The International Telecommunication Union estimated that about four billion cellular phone subscriptions would be recorded at end of 2008 worldwide. About 50 million people own mobile phones in Africa. Out of this number 15 million do not have access to their own television at home.
Mobile phones have shrunk the world into a small village. In the past people had to queue at post offices (at least I know of Africa) to make international calls to friends and relatives abroad. It took days and weeks to travel to family and friends in nearby villages to deliver messages that lasted for less than half an hour when phones were not in existence. Today the situation is totally different. Mobile phones have made it possible to connect to people from anywhere to everywhere.
Mobile phones are now sources of news. Almost all the latest phones in town come with internet facility that enables the user to follow news updates as well as check emails. “With the right phone, some calling credits and a good internet connection, a journalist can file an entire video report. In situations where there is no internet connection we can still rely on our mobile phones to file an entire story (text), send short videos and pictures of abuse of media personnel,” I remember telling a group of 16 West African journalists at a new media and rights reporting workshop.

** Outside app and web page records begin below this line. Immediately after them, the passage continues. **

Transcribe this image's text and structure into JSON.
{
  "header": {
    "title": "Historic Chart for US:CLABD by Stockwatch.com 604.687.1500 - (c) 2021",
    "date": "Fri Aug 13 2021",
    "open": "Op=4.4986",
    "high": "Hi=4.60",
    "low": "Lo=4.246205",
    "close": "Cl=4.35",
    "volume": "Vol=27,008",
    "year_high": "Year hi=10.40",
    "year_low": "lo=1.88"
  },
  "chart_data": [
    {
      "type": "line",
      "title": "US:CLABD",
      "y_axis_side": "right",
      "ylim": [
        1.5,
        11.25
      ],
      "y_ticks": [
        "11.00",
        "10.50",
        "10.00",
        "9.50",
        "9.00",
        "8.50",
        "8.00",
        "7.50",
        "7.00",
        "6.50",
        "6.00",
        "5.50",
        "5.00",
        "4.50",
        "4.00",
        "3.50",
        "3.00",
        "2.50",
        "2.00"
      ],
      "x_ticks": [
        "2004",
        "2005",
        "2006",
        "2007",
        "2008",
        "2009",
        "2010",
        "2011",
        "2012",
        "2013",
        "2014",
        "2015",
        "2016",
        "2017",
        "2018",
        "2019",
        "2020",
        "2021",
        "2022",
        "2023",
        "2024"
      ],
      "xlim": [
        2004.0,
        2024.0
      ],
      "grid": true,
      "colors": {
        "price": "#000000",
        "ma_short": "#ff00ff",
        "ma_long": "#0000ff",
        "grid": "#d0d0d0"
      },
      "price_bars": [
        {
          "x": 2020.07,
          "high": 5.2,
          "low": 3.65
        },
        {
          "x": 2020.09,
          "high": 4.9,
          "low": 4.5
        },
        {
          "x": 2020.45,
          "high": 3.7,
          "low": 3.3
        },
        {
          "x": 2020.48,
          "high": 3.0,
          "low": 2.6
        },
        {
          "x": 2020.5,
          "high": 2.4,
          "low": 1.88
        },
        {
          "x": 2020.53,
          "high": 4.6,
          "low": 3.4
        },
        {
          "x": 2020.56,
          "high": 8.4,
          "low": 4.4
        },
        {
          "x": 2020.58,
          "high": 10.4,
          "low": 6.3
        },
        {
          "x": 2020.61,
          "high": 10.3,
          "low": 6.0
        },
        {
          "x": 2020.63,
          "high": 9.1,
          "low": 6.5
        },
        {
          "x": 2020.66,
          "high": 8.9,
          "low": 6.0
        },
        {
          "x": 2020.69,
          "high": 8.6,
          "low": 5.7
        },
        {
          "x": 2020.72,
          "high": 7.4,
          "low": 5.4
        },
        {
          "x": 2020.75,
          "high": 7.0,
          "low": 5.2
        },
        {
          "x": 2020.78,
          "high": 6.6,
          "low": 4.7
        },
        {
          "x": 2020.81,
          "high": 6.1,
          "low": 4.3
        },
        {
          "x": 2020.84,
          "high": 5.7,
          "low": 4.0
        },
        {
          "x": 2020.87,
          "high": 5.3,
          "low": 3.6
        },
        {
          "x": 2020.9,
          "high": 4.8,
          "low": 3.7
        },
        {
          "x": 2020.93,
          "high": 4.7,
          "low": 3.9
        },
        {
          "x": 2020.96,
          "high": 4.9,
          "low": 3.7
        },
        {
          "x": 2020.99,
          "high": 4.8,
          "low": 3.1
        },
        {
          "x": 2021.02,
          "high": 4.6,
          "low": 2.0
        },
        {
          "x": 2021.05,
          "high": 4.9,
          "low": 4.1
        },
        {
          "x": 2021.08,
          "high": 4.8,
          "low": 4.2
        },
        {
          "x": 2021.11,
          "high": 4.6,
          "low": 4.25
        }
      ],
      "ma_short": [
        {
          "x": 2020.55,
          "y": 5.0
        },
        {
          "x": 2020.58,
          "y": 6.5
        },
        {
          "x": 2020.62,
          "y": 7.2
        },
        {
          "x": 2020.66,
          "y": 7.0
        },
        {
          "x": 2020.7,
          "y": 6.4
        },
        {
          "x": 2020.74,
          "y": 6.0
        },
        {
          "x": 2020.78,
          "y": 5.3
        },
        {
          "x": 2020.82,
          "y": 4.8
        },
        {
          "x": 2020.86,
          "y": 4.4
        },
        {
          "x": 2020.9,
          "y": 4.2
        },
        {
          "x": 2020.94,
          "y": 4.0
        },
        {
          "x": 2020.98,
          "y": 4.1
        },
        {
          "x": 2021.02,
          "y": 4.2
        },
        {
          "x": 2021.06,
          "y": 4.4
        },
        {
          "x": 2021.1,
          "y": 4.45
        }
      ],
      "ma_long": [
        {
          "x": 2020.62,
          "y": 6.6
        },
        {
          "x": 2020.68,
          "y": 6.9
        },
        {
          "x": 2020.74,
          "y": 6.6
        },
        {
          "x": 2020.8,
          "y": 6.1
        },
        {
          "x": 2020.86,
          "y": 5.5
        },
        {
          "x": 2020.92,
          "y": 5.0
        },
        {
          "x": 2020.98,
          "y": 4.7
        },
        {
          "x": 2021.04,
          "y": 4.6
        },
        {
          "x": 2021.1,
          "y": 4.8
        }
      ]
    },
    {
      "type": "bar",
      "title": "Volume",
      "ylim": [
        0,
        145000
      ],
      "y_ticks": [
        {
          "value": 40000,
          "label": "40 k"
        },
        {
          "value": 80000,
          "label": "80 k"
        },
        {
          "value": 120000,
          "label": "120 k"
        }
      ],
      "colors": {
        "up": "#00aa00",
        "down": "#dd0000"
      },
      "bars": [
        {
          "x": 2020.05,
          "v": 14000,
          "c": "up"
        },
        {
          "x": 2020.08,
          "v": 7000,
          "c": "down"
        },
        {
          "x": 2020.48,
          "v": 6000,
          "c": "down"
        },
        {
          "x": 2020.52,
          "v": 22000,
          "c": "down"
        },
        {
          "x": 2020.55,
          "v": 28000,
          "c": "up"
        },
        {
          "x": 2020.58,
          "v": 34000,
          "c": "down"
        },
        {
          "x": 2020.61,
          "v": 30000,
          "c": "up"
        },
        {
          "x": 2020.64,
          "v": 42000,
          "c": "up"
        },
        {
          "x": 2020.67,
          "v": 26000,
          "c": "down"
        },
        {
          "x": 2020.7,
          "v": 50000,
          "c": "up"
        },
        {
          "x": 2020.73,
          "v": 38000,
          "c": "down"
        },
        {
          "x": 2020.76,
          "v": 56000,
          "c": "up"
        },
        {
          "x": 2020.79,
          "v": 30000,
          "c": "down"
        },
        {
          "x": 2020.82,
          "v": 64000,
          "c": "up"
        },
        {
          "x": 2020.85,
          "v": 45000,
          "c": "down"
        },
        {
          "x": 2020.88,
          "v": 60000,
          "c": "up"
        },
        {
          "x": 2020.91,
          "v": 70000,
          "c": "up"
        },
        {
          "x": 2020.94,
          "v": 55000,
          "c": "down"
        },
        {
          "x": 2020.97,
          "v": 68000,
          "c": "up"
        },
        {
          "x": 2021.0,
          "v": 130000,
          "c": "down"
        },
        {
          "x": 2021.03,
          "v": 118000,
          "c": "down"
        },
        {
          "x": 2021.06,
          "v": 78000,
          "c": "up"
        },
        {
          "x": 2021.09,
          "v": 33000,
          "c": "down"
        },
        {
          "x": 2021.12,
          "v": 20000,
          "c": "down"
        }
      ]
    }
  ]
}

Cell phones are more or less computers in your pocket or palm. Some have Microsoft Office – MS Word, PowerPoint, Excel and Access among others – while others have web based social networking applications such as Myspace, fring, skype, nimbuzz, twitter, facebook etc.
With mobile phones and other electronic devices you can now automate your house – switching off lights, putting on security alarms and locking house doors right from your phone within certain distance.
While researching on the internet for this blog post, I bumped into this interesting news: The trials and tribulations of searching for the nearest public toilet have been eliminated in Japan – with the launch of mobile phone software guiding users to the nearest lavatories. The Check A Toilet programme, created by the software company Access Co, enables mobile phone users to search for maps highlighting the nearest public lavatory to their location.
What else did I miss? Yes…are you also one of those who tell people on your mobile phone that you are where you are not when they are waiting for you for meetings? Can you live without your mobile phone?